> _Your task_
Check each line of the records below for the word "screenshot" and copy those where it appears.

Data for this task below:

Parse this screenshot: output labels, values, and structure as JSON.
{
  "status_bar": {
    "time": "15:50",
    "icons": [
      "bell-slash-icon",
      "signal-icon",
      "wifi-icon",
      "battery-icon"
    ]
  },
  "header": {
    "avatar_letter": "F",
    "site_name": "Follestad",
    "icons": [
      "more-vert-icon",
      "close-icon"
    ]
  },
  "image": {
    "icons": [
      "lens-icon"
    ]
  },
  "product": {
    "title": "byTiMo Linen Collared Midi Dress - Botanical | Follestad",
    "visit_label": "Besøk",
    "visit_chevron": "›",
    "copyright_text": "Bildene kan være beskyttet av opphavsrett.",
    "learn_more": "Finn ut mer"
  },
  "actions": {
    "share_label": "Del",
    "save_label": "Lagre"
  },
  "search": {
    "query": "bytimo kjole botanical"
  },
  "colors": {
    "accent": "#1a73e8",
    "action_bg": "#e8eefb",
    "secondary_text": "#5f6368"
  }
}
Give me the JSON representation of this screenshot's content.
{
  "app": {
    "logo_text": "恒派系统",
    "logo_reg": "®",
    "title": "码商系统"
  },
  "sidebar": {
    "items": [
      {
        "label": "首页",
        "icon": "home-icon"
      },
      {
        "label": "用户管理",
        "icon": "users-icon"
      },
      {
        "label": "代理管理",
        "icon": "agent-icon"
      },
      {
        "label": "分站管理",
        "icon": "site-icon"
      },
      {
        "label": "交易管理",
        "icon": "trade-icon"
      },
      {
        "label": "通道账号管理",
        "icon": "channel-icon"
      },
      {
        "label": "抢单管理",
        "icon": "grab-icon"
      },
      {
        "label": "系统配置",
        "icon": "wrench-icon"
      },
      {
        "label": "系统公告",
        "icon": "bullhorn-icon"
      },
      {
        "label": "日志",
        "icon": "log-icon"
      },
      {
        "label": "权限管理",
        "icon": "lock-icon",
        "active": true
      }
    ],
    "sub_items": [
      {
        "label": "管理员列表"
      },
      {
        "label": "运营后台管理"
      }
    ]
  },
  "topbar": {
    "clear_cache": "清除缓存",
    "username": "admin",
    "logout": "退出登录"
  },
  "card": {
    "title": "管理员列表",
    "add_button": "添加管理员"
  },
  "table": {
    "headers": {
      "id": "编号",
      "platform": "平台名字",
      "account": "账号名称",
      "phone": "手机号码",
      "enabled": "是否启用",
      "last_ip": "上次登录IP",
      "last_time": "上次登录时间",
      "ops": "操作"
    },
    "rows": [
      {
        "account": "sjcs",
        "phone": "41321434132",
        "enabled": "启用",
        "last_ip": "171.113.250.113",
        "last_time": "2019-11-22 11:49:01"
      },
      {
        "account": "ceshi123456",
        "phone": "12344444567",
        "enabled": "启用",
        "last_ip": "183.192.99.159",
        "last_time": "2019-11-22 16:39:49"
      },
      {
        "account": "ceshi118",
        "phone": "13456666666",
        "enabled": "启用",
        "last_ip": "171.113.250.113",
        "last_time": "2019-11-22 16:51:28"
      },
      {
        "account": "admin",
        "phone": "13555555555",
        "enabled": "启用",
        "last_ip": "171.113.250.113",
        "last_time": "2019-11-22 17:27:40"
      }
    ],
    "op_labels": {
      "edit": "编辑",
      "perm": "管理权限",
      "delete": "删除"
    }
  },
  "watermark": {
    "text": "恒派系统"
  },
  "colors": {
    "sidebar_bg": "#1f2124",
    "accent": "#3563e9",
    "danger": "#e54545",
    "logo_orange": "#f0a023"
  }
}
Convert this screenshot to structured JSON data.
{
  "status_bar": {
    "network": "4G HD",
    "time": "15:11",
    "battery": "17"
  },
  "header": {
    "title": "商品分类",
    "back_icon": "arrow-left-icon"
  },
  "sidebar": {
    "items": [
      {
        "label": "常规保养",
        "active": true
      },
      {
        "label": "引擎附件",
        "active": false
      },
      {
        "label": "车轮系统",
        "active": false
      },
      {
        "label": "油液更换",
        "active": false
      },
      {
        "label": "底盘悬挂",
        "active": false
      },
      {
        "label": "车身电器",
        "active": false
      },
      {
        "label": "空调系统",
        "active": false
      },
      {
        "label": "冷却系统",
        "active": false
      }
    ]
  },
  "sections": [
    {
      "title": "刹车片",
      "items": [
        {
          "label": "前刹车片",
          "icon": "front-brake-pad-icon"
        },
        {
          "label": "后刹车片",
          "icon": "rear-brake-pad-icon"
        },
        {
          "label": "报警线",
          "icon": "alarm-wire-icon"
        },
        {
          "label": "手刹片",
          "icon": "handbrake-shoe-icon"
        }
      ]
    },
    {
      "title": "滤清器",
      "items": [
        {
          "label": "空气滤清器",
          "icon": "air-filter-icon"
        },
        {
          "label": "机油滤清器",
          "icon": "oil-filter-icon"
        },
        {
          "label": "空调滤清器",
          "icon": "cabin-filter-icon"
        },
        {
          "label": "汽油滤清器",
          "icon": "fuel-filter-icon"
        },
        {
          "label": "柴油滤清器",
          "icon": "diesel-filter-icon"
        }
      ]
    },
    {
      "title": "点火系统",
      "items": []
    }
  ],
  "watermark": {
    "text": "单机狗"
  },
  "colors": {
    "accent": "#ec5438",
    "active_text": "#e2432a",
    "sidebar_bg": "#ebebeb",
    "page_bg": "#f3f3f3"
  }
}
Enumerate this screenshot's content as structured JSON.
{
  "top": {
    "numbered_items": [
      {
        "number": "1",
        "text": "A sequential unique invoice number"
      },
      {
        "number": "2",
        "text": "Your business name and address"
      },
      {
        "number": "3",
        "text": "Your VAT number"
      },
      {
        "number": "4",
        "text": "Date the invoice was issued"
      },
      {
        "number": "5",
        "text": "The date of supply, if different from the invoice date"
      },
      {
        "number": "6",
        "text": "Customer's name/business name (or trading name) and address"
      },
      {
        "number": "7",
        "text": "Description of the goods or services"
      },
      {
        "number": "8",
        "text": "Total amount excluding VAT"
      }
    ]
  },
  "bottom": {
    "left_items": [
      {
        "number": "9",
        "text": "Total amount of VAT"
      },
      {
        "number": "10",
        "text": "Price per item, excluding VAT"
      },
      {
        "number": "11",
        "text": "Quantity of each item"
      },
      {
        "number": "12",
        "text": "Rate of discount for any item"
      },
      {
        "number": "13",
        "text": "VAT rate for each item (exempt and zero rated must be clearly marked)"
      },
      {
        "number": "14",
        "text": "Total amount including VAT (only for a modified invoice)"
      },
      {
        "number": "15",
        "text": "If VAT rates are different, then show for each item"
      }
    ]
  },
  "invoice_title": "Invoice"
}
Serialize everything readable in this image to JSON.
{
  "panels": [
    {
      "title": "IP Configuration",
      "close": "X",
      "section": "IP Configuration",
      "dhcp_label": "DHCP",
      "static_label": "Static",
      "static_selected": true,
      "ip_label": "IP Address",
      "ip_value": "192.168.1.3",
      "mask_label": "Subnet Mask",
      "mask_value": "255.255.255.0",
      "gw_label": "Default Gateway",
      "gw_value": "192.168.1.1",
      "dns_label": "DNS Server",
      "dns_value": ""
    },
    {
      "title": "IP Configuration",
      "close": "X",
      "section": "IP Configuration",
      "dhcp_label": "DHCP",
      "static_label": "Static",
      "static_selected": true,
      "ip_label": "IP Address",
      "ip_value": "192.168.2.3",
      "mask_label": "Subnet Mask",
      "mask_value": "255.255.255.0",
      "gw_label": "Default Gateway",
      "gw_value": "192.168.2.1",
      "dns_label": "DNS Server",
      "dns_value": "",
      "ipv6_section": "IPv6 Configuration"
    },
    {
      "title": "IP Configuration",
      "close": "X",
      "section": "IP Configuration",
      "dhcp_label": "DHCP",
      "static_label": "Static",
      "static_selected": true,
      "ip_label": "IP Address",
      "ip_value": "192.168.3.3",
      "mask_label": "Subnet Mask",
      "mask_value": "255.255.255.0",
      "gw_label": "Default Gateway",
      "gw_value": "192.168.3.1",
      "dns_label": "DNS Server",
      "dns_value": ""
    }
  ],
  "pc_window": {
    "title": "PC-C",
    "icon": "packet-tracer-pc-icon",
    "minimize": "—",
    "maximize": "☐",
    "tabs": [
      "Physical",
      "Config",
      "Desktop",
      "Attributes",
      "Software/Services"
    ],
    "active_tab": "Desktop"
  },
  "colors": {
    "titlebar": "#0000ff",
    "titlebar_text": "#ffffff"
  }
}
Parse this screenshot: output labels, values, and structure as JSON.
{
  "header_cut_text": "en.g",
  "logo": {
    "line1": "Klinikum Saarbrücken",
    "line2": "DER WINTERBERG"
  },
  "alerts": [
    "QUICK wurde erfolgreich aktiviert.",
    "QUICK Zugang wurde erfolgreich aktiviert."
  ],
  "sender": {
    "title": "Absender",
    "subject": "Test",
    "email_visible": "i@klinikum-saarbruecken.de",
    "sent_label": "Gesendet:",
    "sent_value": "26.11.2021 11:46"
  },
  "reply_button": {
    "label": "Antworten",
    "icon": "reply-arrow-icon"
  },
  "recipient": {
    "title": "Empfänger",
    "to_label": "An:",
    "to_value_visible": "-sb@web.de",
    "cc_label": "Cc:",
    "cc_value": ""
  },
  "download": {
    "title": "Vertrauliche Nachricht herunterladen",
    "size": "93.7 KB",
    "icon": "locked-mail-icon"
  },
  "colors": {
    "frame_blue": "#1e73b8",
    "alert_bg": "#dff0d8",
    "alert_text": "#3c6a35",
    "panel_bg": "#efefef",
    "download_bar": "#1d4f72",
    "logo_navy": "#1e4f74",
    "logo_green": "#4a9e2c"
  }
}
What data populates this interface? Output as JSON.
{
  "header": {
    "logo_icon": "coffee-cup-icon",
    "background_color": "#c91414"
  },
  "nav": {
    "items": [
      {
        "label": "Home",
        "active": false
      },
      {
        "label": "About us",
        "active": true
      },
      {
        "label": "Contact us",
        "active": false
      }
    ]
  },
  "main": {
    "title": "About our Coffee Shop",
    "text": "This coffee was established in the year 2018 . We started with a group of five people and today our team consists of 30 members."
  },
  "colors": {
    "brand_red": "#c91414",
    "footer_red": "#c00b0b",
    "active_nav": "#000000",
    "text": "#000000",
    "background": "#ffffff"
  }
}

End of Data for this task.

> _Task result_
Parse this screenshot: output labels, values, and structure as JSON.
Give me the JSON representation of this screenshot's content.
Convert this screenshot to structured JSON data.
Enumerate this screenshot's content as structured JSON.
Parse this screenshot: output labels, values, and structure as JSON.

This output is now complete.